Principals have been urged to let employees appraise their managers and organisations, in an effort to improve culture and performance.
Earlier this month, recruitment company Hays released a report that said 76 per cent of employees want the opportunity to provide feedback to employers on cultural and performance factors.
The Staff Engagement: Ideas for Action report also noted that 92 per cent of employees think seeing action taken on their feedback is important.

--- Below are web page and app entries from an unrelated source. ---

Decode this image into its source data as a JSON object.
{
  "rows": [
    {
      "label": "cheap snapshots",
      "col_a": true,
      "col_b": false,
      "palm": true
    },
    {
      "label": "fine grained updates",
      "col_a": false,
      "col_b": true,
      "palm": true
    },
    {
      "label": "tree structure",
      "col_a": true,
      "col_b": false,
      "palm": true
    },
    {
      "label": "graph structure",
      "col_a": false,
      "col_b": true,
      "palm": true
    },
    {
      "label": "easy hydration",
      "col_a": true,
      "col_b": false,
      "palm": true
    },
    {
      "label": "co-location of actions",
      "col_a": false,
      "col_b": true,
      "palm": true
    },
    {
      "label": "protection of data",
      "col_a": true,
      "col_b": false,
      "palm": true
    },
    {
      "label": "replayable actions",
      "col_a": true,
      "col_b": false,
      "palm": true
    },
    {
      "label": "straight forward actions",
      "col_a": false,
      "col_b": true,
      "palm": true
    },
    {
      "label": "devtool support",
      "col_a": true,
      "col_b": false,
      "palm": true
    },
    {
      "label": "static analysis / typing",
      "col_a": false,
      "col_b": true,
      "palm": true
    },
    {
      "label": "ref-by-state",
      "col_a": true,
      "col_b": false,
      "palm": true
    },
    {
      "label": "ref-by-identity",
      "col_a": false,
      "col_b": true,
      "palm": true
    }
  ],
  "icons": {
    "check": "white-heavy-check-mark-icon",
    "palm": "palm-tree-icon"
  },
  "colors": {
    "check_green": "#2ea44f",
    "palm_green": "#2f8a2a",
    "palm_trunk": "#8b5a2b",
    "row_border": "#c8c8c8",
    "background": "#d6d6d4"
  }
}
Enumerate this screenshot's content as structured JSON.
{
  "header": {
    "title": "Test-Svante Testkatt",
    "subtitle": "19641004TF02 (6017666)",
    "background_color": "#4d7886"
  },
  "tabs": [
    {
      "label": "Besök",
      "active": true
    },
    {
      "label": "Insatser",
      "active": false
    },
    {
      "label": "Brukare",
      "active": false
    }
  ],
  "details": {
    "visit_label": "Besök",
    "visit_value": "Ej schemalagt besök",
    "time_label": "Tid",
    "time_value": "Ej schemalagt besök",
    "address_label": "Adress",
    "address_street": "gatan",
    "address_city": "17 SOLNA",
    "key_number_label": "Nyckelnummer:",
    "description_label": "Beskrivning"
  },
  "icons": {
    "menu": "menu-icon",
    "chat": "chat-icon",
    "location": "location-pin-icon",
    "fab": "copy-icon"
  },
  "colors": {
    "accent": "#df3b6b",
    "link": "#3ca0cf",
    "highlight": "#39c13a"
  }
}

If not given the opportunity to offer feedback, 17 per cent said they would look for another job.
Hermione Gardiner from Real+ said business owners should be regularly gathering feedback from staff, because their staff’s perspectives could vary greatly from their own.
“Some principals just do it because they’ve heard that it’s a good thing to do, and sometimes they get the results and don’t like what they hear, so they don’t actually do anything about it,” she told RPM.
“In order to keep getting staff to provide you with feedback, you’ve got to show that you’re taking their ideas on board.”
According to Ms Gardiner, staff want to feel that their ideas, concerns and achievements are all being recognised.
“You’ll get more productivity and efficiency out of your team if you do listen and make some change to keep them happy, because a lot of them have some really great ideas on how the business can be run.”
Ms Gardiner said agencies can gather employee feedback through regular performance reviews, anonymous surveys, or third-party providers who gather feedback, analyse it and make key suggestions for improvement.
Simone Curley, director of Love Real Estate Thornbury, said she holds weekly meetings at which she encourages her property managers to share any ideas, suggestions or issues they may have.
“If nobody wants to discuss anything, often I’ll bring something up and I’ll talk about the portfolio that I’m managing or any issue I’ve got.”
Ms Curley even challenged her property management team to come up with suggestions for how they could improve the business.
“I told them, ‘From an emotional point of view, what’s going to make people feel really good about dealing with us?’.”
According to Ms Curley, her agency implemented an idea suggested by one her staff members whereby a mobile phone in the office is called if any staff member is on the road and feels unsafe.
“If I’m going to implement something, I won’t do it without all the staff being on board; for example, I had a look at Maintenance Manager and loved it, but I wanted everyone to be happy with it before introducing it,” she said.
“I want staff to be included, because if they’re not, they’re not going fully use the system.”